by Iqbal Siddiqui (Book Review, Crescent International Vol. 30, No. 8, Rabi' al-Awwal, 1422)
A Stranger’s Eye: A Foreign Correspondent’s View of Britain by Fergal Keane. Pub: Viking Books, London, 2000. Pp: 217. Pbk: £6.99.
A key part of Western propaganda is the creation of the myth of the good life in modern Western societies. At the same time, the Western media machine regularly reports on the conditions of poor parts of the world, particularly in Asia, Africa and other places.
In this book, Fergal Keane, a well-known BBC foreign correspondent, tours his own country exploring the sorts of places that he regularly visits elsewhere but, as he himself admits, he had never previously realised existed in Britain too. The result is a damning expose of the true state of Western society and the true nature of modern capitalism.
While the myth of the West focuses on the consumer society and the ever-increasing standards of living of Western people, with increasing disposable incomes, increasing leisure time, and an apparently insatiable appetite for the good things in life, Keane discovers a huge ‘underclass’ for whom life is a perpetual struggle and who have no more chance of achieving the Western ideal of a good life than do the poor of Dhaka or Mogadishu.
Keane does not provide a detailed sociological study, laden with statistics and social theories. His strength is in highlighting the human experiences and tragedies of ordinary people struggling to survive in a world that even most Britons would not recognise, let alone foreigners fed a steady diet of sanitised and polished media propaganda.

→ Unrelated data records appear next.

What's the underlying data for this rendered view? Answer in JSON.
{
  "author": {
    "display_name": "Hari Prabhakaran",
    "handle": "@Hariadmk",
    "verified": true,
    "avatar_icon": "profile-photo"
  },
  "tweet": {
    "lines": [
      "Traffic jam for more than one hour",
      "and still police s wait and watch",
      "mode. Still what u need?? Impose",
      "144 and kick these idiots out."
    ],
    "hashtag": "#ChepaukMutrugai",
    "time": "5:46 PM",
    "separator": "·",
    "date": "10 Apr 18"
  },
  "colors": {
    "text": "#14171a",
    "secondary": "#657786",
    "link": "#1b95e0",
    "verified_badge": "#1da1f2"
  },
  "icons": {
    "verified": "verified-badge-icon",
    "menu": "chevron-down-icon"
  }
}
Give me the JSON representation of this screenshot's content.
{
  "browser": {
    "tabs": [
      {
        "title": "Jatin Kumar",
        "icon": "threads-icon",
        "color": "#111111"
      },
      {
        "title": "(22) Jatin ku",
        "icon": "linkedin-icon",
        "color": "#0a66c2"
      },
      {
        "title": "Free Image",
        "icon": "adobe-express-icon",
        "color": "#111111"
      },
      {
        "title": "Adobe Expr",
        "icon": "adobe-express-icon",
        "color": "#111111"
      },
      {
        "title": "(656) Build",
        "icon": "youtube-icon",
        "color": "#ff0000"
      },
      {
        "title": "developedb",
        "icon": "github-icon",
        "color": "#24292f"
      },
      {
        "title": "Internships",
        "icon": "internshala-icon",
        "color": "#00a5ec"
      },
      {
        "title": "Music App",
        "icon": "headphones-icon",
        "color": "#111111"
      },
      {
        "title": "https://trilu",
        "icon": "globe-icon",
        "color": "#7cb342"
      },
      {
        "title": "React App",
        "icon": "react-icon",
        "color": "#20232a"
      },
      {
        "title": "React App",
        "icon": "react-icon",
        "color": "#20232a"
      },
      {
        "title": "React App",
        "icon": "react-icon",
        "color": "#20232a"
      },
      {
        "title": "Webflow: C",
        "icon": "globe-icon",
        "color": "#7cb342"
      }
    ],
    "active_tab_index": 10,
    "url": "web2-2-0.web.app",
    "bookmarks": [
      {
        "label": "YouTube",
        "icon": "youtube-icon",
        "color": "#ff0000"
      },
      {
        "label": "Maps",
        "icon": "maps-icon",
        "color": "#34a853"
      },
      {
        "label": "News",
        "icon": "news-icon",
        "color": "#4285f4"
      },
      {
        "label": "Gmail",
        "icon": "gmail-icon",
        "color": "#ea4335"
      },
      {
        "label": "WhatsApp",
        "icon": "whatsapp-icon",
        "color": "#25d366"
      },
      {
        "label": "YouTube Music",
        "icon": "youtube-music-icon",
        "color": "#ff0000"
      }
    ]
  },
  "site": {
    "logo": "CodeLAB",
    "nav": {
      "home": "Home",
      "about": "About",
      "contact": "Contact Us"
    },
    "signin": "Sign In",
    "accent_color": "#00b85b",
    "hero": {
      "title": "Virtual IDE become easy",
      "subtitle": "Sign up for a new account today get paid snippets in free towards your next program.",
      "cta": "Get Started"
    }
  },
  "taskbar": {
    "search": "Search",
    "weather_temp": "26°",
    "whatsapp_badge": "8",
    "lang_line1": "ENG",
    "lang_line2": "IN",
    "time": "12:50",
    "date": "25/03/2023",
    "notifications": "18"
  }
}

Many of the families that Keane meets are victims of capitalism: the workers in old industries that are no longer central in modern economies. In the shipyards of Glasgow, the coalfields and steel areas of south Wales, and the agricultural areas of Cornwall and Devon, huge numbers of people live in massive poverty and deprivation, working for subsistence incomes in jobs that they may lose at any time, and surviving on debt and by the sort of economising and sacrifices familiar to Pakistanis, Indians and others in the ‘developing world’. All the while they face the reality that there are few prospects for improvement, while seeing constantly on television and in the shops advertisements for consumer goods that they will never be able to afford for themselves or for their children.
In South Wales, Keane quotes another, rather earlier traveller who asked a local child if he lived well. “When there is bread, we live well,” the child replied. The improvement in conditions since then is marginal, by Keane’s account: there are still households where parents have to decide whether to feed themselves or their children before bed.

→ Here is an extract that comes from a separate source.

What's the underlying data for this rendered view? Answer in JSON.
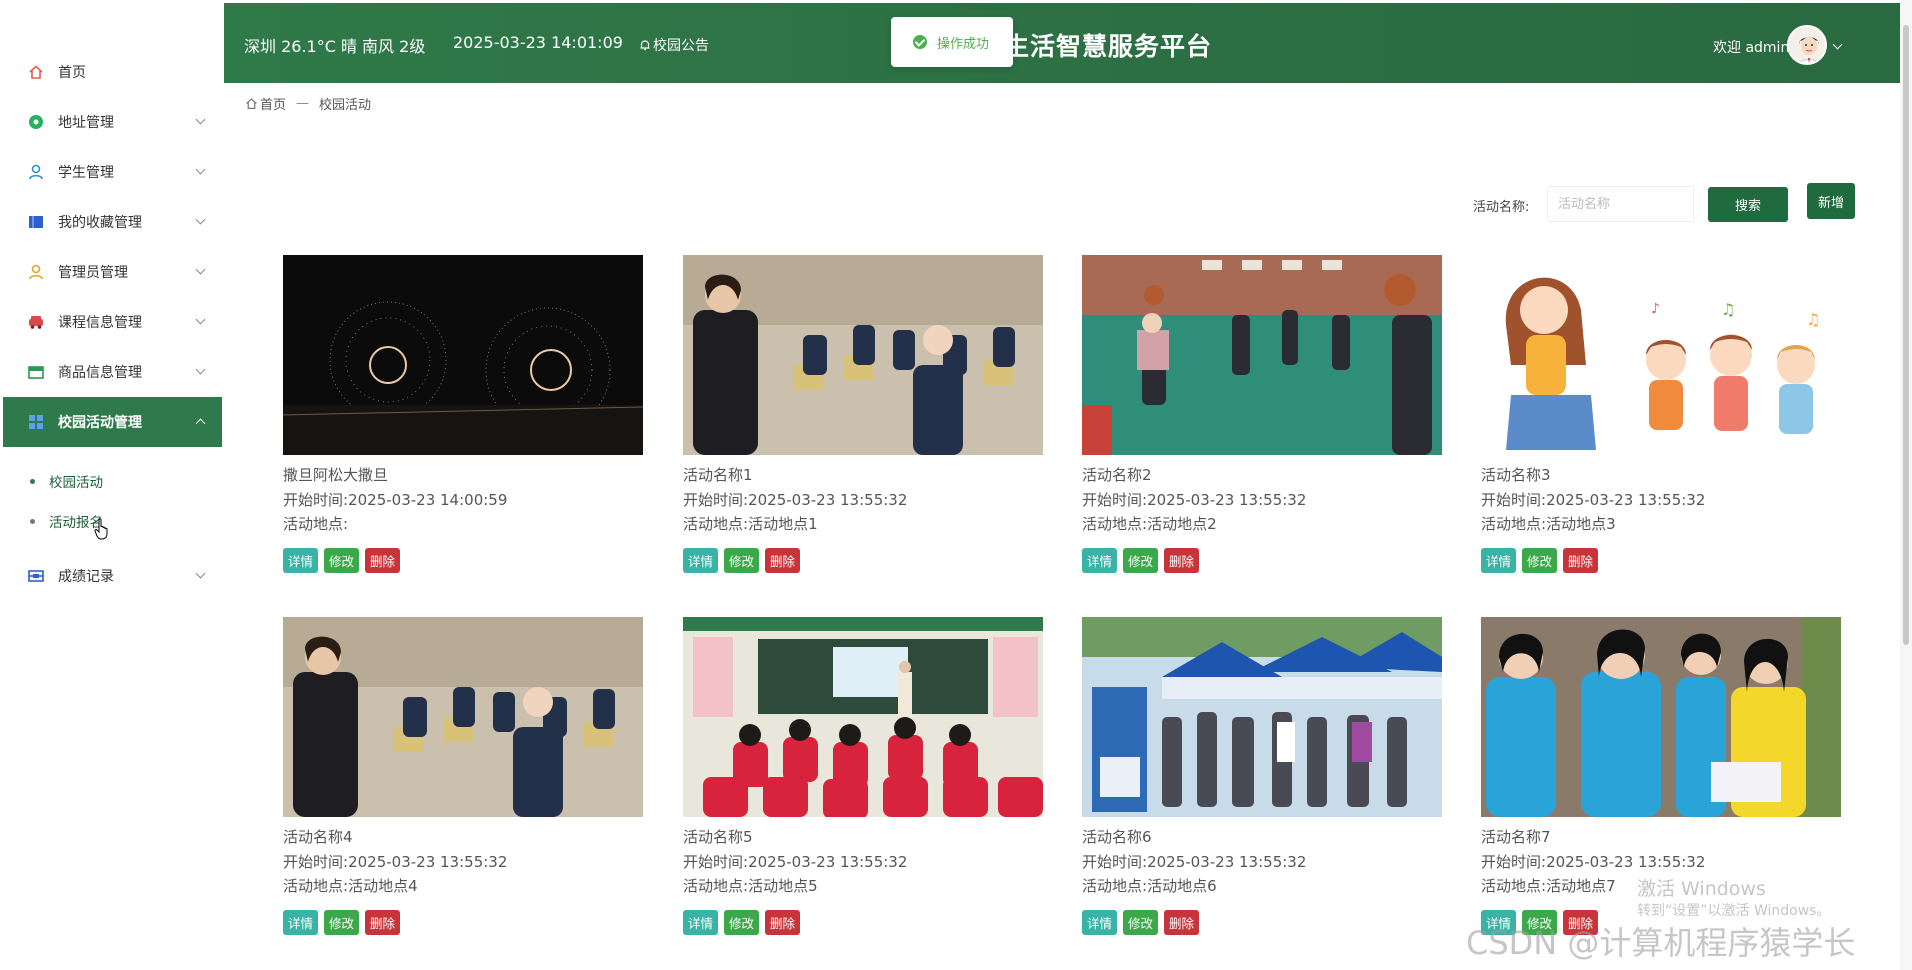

Keane also highlights the effects of this social deprivation and hopelessness: the growth in youth despair, drug abuse, homelessness, crime, prostitution and other social ills that come when young people try desperately either to escape the desperate conditions of their communities, or to escape the despair and hopelessness of their condition.
Nor are all the evils that Keane finds linked to social ills. Among the most moving parts of the book is the account of the plight of elderly people who find themselves alone and without support in a society which glorifies youthfulness and independence, and treats them as irrelevant and unimportant. Abandoned by their families and ill-served by the ‘welfare state’ which has been pared down in order to reduce the tax burden on the wealthy of the country, there is a palpable sense of an unwanted people waiting to die.

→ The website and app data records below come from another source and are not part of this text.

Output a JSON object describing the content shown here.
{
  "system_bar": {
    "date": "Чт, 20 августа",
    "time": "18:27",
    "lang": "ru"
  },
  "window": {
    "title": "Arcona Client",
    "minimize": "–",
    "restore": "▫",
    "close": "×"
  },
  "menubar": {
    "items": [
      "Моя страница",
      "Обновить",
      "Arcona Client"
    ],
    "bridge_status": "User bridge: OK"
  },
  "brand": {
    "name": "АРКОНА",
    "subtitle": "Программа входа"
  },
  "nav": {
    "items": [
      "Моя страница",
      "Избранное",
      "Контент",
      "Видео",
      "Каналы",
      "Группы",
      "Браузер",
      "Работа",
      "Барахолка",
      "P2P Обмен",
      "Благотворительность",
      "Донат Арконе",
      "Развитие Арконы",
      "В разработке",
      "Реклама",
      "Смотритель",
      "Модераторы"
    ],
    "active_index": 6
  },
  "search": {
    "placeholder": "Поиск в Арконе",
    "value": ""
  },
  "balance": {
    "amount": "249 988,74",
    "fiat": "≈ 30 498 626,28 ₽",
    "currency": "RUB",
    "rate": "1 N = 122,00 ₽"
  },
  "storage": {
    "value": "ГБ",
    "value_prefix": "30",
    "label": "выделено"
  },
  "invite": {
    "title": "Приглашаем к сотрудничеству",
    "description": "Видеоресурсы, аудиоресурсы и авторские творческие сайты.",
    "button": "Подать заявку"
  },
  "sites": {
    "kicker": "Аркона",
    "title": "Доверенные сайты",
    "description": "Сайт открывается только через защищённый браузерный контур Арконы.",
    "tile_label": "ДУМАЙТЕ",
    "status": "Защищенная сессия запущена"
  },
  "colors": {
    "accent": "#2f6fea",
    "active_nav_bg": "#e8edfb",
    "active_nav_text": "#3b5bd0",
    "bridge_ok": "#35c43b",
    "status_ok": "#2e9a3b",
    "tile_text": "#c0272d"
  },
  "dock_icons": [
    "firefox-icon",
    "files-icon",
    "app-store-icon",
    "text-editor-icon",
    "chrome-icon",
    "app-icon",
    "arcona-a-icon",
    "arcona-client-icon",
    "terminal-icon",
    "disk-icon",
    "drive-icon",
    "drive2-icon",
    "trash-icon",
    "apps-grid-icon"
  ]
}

The conditions in which many immigrant communities live, including Muslims, are often highlighted; Keane’s book shows that the problems affect all parts of British society, suggesting they reflect a deeper malaise.